Future • Record and timestamp all calls – Actually… • Collect call statistics – Various programs exist for Asterisk • Implement better voice injects – Secure calling, CDR collection, voicemail, unified communications, voice bucket list items, etc. • Make voice a scored service

Future • More focus on protocol vulnerabilities – Can be accomplished through challenges •

Future • More focus on protocol vulnerabilities – Can be accomplished through challenges • Get a really cool sponsor to donate better phones – And maybe softphones! • Unified Communications – IM, video, voice, integration, synergy, communications enabled business practices, $buzzword

Application to the Real World

Application to the Real World

The Real World ™ • How are any of these antics related to the

The Real World ™ • How are any of these antics related to the real world? • Well, they demonstrate a few things – Voice and communication isn’t always a wellunderstood IT service – Voice applications can be seriously vulnerable • Even if those vulnerabilities are less exciting than the ones we built

Voice isn’t just voice anymore • We’re increasingly moving toward communication driven applications –

Voice isn’t just voice anymore • We’re increasingly moving toward communication driven applications – Call in your prescription, pay your bill via phone, manage accounts • Signaling packets are complex (They’re, you know. Packets. ) – 500&SIP/itsp/14165551212 • README-SERIOUSLY. bestpractices. txt • Your voice system probably interfaces with other systems that contain sensitive data

Challenges • What challenges do these pose for professionals managing these systems? – Voice

Challenges • What challenges do these pose for professionals managing these systems? – Voice system now presents the same attack surface as other publicly accessible applications • Is your voice system part of your security audit? – The actual voice parts of the system, not just the server – How about voice applications?

Protocol Security Implementation • How is voice protocol security being implemented in your enterprise?

Protocol Security Implementation • How is voice protocol security being implemented in your enterprise? – More difficult in mixed vendor environments – Security as a checkbox? What protocols are actually being used? – How is security handled in your voice connections to the outside world? • A particularly important consideration when looking at SIP providers

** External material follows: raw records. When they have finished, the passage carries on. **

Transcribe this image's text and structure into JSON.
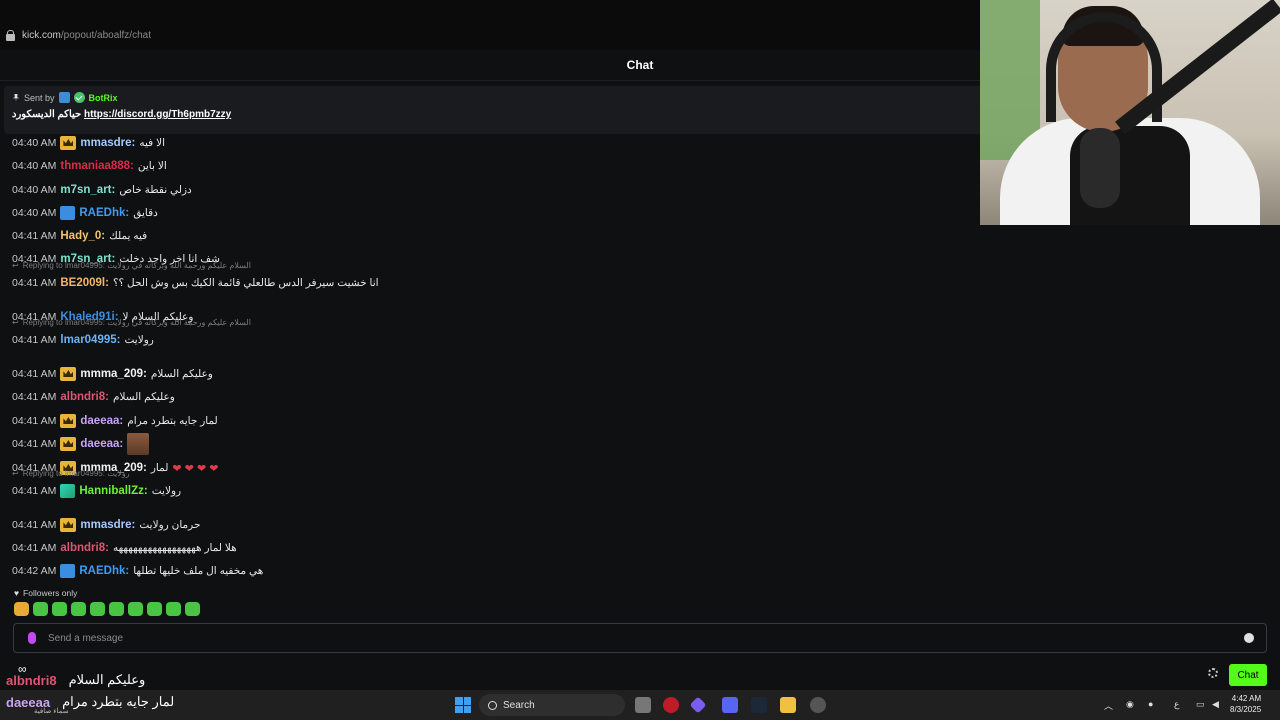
{
  "browser": {
    "url_domain": "kick.com",
    "url_path": "/popout/aboalfz/chat"
  },
  "chat": {
    "title": "Chat",
    "pinned": {
      "sent_by_label": "Sent by",
      "bot_name": "BotRix",
      "message_text": "حياكم الديسكورد",
      "link": "https://discord.gg/Th6pmb7zzy"
    },
    "messages": [
      {
        "time": "04:40 AM",
        "user": "mmasdre:",
        "color": "#a5c8ff",
        "badge": "crown",
        "text": "الا فيه"
      },
      {
        "time": "04:40 AM",
        "user": "thmaniaa888:",
        "color": "#e0294a",
        "badge": "",
        "text": "الا باين"
      },
      {
        "time": "04:40 AM",
        "user": "m7sn_art:",
        "color": "#7fe3d0",
        "badge": "",
        "text": "دزلي نقطة خاص"
      },
      {
        "time": "04:40 AM",
        "user": "RAEDhk:",
        "color": "#3f9cf0",
        "badge": "blue",
        "text": "دقايق"
      },
      {
        "time": "04:41 AM",
        "user": "Hady_0:",
        "color": "#f2c46d",
        "badge": "",
        "text": "فيه يملك"
      },
      {
        "time": "04:41 AM",
        "user": "m7sn_art:",
        "color": "#7fe3d0",
        "badge": "",
        "text": "شف انا اخر واحد دخلت"
      },
      {
        "time": "04:41 AM",
        "user": "BE2009l:",
        "color": "#f6b66a",
        "badge": "",
        "text": "انا خشيت سيرفر الدس طالعلي قائمة الكيك بس وش الحل ؟؟"
      },
      {
        "time": "04:41 AM",
        "user": "Khaled91i:",
        "color": "#3d8fe0",
        "badge": "",
        "text": "وعليكم السلام لا",
        "reply": "Replying to lmar04995: السلام عليكم ورحمة الله وبركاته في رولايت"
      },
      {
        "time": "04:41 AM",
        "user": "lmar04995:",
        "color": "#6fb2f5",
        "badge": "",
        "text": "رولايت"
      },
      {
        "time": "04:41 AM",
        "user": "mmma_209:",
        "color": "#f2f2f2",
        "badge": "crown",
        "text": "وعليكم السلام",
        "reply": "Replying to lmar04995: السلام عليكم ورحمة الله وبركاته في رولايت"
      },
      {
        "time": "04:41 AM",
        "user": "albndri8:",
        "color": "#e05570",
        "badge": "",
        "text": "وعليكم السلام"
      },
      {
        "time": "04:41 AM",
        "user": "daeeaa:",
        "color": "#c9a4f5",
        "badge": "crown",
        "text": "لمار جايه بتطرد مرام"
      },
      {
        "time": "04:41 AM",
        "user": "daeeaa:",
        "color": "#c9a4f5",
        "badge": "crown",
        "text": "",
        "emote": true
      },
      {
        "time": "04:41 AM",
        "user": "mmma_209:",
        "color": "#f2f2f2",
        "badge": "crown",
        "text": "لمار",
        "hearts": "❤ ❤ ❤ ❤"
      },
      {
        "time": "04:41 AM",
        "user": "HanniballZz:",
        "color": "#6df03a",
        "badge": "green",
        "text": "رولايت"
      },
      {
        "time": "04:41 AM",
        "user": "mmasdre:",
        "color": "#a5c8ff",
        "badge": "crown",
        "text": "حرمان رولايت",
        "reply": "Replying to lmar04995: رولايت"
      },
      {
        "time": "04:41 AM",
        "user": "albndri8:",
        "color": "#e05570",
        "badge": "",
        "text": "هلا لمار هههههههههههههههههه"
      },
      {
        "time": "04:42 AM",
        "user": "RAEDhk:",
        "color": "#3f9cf0",
        "badge": "blue",
        "text": "هي مخفيه ال ملف خليها تطلها"
      }
    ],
    "followers_only": "Followers only",
    "input_placeholder": "Send a message",
    "chat_button": "Chat"
  },
  "overlay": {
    "line1_user": "albndri8",
    "line1_text": "وعليكم السلام",
    "line2_user": "daeeaa",
    "line2_text": "لمار جايه بتطرد مرام",
    "line2_sub": "سماء صافية"
  },
  "taskbar": {
    "search_label": "Search",
    "time": "4:42 AM",
    "date": "8/3/2025",
    "lang": "ع"
  }
}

Takeaways for competition organizers and competitors

Takeaways for competition organizers and competitors

Competition Organizers • Make voice an actual service in your competition – Not just

Competition Organizers • Make voice an actual service in your competition – Not just a way for teams to call yell at each other • Challenges/injects – securing Vo. IP, implementing other unified communications tech • Vulnerabilities – make them cool and hard to find

Competition Organizers • Try to integrate voice into the spirit of the competition –

Competition Organizers • Try to integrate voice into the spirit of the competition – We called pretending to be end users in need of tech support • Take advantage of the great FOSS for voice – Asterisk, Free. PBX, assorted softphones

Competitors • Get familiar with the voice platform that may be used in the

Competitors • Get familiar with the voice platform that may be used in the competition – Asterisk, Free. PBX, etc. – Phones often use predefined RTP ports • Be offensive – Wardialing – SIP scanning – RTP injection • Learn! – Voice and UC technology is of growing importance

Tools & Tactics http: //www. backtracklinux. org/wiki/index. php/Pentesting_VOIP • Svwar – extension enumeration •

Tools & Tactics http: //www. backtracklinux. org/wiki/index. php/Pentesting_VOIP • Svwar – extension enumeration • Vo. IPong, Vomit, Wireshark – call capture and playback • Metasploit – scanning, enumeration, spoofing, and platform-specific exploits

Thank You • Security Practice and Research Student Association – http: //www. sparsa. org/

Thank You • Security Practice and Research Student Association – http: //www. sparsa. org/ • Information Security Talent Search 12 – http: //ists. sparsa. org/ • RIT Department of Computing Security – http: //www. rit. edu/gccis/computingsecurity/

Questions? Comments? www. acritelli. com critellia@gmail. com @acritelli

Questions? Comments? www. acritelli. com [email protected] com @acritelli